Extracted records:

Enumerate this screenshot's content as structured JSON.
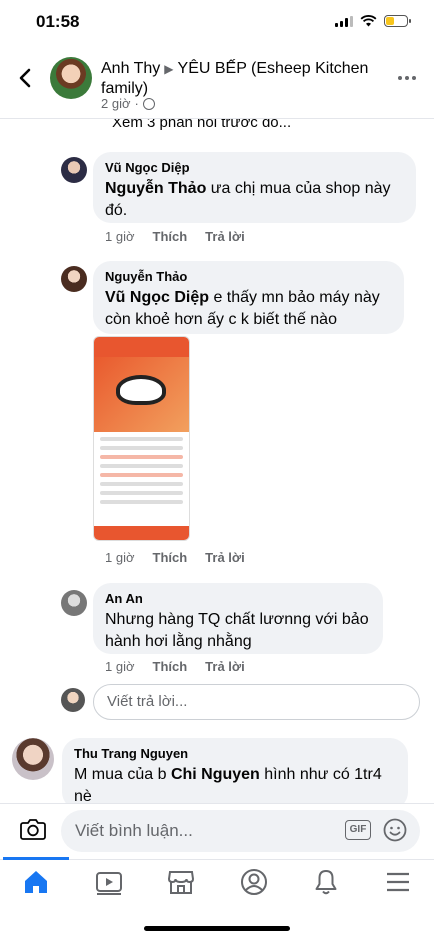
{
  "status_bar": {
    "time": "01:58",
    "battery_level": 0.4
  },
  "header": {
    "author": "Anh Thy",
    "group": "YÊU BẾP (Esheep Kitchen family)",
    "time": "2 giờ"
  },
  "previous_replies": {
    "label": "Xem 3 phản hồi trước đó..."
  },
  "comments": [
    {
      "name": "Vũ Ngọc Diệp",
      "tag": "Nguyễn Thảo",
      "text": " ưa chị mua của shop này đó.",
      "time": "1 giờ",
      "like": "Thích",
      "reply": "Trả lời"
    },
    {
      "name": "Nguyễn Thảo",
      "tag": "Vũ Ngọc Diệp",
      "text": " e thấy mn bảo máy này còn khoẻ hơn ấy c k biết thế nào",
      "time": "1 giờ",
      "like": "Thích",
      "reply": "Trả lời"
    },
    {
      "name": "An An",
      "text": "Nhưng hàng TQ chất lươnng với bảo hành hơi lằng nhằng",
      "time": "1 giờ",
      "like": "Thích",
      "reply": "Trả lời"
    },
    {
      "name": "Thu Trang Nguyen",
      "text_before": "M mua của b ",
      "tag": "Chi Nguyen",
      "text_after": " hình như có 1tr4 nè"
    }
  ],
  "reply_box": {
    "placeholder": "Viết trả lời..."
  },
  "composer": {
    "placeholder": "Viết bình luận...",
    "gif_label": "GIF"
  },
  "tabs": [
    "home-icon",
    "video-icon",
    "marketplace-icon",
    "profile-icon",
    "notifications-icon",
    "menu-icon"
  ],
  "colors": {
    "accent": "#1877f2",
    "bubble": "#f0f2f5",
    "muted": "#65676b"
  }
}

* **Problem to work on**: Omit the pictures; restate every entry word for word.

* **Response box**:
Enumerate this screenshot's content as structured JSON.
{
  "status_bar": {
    "time": "01:58",
    "battery_level": 0.4
  },
  "header": {
    "author": "Anh Thy",
    "group": "YÊU BẾP (Esheep Kitchen family)",
    "time": "2 giờ"
  },
  "previous_replies": {
    "label": "Xem 3 phản hồi trước đó..."
  },
  "comments": [
    {
      "name": "Vũ Ngọc Diệp",
      "tag": "Nguyễn Thảo",
      "text": " ưa chị mua của shop này đó.",
      "time": "1 giờ",
      "like": "Thích",
      "reply": "Trả lời"
    },
    {
      "name": "Nguyễn Thảo",
      "tag": "Vũ Ngọc Diệp",
      "text": " e thấy mn bảo máy này còn khoẻ hơn ấy c k biết thế nào",
      "time": "1 giờ",
      "like": "Thích",
      "reply": "Trả lời"
    },
    {
      "name": "An An",
      "text": "Nhưng hàng TQ chất lươnng với bảo hành hơi lằng nhằng",
      "time": "1 giờ",
      "like": "Thích",
      "reply": "Trả lời"
    },
    {
      "name": "Thu Trang Nguyen",
      "text_before": "M mua của b ",
      "tag": "Chi Nguyen",
      "text_after": " hình như có 1tr4 nè"
    }
  ],
  "reply_box": {
    "placeholder": "Viết trả lời..."
  },
  "composer": {
    "placeholder": "Viết bình luận...",
    "gif_label": "GIF"
  },
  "tabs": [
    "home-icon",
    "video-icon",
    "marketplace-icon",
    "profile-icon",
    "notifications-icon",
    "menu-icon"
  ],
  "colors": {
    "accent": "#1877f2",
    "bubble": "#f0f2f5",
    "muted": "#65676b"
  }
}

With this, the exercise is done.